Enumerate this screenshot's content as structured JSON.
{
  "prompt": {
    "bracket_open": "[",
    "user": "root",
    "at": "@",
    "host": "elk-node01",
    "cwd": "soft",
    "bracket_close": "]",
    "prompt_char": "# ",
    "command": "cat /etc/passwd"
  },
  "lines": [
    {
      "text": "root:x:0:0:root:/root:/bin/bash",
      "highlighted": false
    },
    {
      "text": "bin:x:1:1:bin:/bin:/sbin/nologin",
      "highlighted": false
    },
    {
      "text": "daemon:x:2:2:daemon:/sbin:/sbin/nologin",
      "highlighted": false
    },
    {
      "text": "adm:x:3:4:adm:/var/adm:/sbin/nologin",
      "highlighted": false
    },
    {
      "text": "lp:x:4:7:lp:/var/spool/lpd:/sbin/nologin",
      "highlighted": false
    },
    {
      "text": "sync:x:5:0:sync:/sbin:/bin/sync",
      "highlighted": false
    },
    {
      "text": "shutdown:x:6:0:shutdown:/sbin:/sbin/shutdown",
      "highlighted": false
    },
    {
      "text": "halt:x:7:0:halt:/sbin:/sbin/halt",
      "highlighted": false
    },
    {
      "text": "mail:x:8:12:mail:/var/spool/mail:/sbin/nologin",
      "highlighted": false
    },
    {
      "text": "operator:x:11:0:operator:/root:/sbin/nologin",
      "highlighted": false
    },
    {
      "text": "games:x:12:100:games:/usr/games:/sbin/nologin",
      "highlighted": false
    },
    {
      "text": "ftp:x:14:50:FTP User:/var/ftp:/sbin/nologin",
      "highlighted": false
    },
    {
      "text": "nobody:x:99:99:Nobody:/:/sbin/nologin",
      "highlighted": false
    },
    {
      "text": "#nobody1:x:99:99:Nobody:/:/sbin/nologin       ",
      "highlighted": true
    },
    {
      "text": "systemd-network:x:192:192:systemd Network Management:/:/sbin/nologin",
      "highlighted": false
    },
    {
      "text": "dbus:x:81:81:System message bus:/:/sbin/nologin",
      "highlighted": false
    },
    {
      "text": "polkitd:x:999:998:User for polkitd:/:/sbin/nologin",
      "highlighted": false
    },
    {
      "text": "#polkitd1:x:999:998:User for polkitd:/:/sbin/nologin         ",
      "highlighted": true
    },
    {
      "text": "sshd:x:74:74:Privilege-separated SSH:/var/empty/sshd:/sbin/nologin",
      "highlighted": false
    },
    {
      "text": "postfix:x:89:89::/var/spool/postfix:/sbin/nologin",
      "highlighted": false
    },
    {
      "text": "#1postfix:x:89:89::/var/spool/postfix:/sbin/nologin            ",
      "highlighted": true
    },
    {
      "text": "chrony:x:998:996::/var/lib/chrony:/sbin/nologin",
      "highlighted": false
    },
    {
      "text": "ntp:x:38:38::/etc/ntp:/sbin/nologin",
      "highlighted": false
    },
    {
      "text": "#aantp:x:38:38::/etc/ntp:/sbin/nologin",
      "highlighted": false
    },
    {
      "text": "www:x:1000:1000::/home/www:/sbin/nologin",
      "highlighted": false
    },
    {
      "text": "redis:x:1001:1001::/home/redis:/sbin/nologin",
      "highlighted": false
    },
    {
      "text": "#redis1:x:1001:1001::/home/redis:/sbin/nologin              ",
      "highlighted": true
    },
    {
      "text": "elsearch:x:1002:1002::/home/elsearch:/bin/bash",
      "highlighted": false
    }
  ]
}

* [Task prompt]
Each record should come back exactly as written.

* [Output for this task]
Enumerate this screenshot's content as structured JSON.
{
  "prompt": {
    "bracket_open": "[",
    "user": "root",
    "at": "@",
    "host": "elk-node01",
    "cwd": "soft",
    "bracket_close": "]",
    "prompt_char": "# ",
    "command": "cat /etc/passwd"
  },
  "lines": [
    {
      "text": "root:x:0:0:root:/root:/bin/bash",
      "highlighted": false
    },
    {
      "text": "bin:x:1:1:bin:/bin:/sbin/nologin",
      "highlighted": false
    },
    {
      "text": "daemon:x:2:2:daemon:/sbin:/sbin/nologin",
      "highlighted": false
    },
    {
      "text": "adm:x:3:4:adm:/var/adm:/sbin/nologin",
      "highlighted": false
    },
    {
      "text": "lp:x:4:7:lp:/var/spool/lpd:/sbin/nologin",
      "highlighted": false
    },
    {
      "text": "sync:x:5:0:sync:/sbin:/bin/sync",
      "highlighted": false
    },
    {
      "text": "shutdown:x:6:0:shutdown:/sbin:/sbin/shutdown",
      "highlighted": false
    },
    {
      "text": "halt:x:7:0:halt:/sbin:/sbin/halt",
      "highlighted": false
    },
    {
      "text": "mail:x:8:12:mail:/var/spool/mail:/sbin/nologin",
      "highlighted": false
    },
    {
      "text": "operator:x:11:0:operator:/root:/sbin/nologin",
      "highlighted": false
    },
    {
      "text": "games:x:12:100:games:/usr/games:/sbin/nologin",
      "highlighted": false
    },
    {
      "text": "ftp:x:14:50:FTP User:/var/ftp:/sbin/nologin",
      "highlighted": false
    },
    {
      "text": "nobody:x:99:99:Nobody:/:/sbin/nologin",
      "highlighted": false
    },
    {
      "text": "#nobody1:x:99:99:Nobody:/:/sbin/nologin       ",
      "highlighted": true
    },
    {
      "text": "systemd-network:x:192:192:systemd Network Management:/:/sbin/nologin",
      "highlighted": false
    },
    {
      "text": "dbus:x:81:81:System message bus:/:/sbin/nologin",
      "highlighted": false
    },
    {
      "text": "polkitd:x:999:998:User for polkitd:/:/sbin/nologin",
      "highlighted": false
    },
    {
      "text": "#polkitd1:x:999:998:User for polkitd:/:/sbin/nologin         ",
      "highlighted": true
    },
    {
      "text": "sshd:x:74:74:Privilege-separated SSH:/var/empty/sshd:/sbin/nologin",
      "highlighted": false
    },
    {
      "text": "postfix:x:89:89::/var/spool/postfix:/sbin/nologin",
      "highlighted": false
    },
    {
      "text": "#1postfix:x:89:89::/var/spool/postfix:/sbin/nologin            ",
      "highlighted": true
    },
    {
      "text": "chrony:x:998:996::/var/lib/chrony:/sbin/nologin",
      "highlighted": false
    },
    {
      "text": "ntp:x:38:38::/etc/ntp:/sbin/nologin",
      "highlighted": false
    },
    {
      "text": "#aantp:x:38:38::/etc/ntp:/sbin/nologin",
      "highlighted": false
    },
    {
      "text": "www:x:1000:1000::/home/www:/sbin/nologin",
      "highlighted": false
    },
    {
      "text": "redis:x:1001:1001::/home/redis:/sbin/nologin",
      "highlighted": false
    },
    {
      "text": "#redis1:x:1001:1001::/home/redis:/sbin/nologin              ",
      "highlighted": true
    },
    {
      "text": "elsearch:x:1002:1002::/home/elsearch:/bin/bash",
      "highlighted": false
    }
  ]
}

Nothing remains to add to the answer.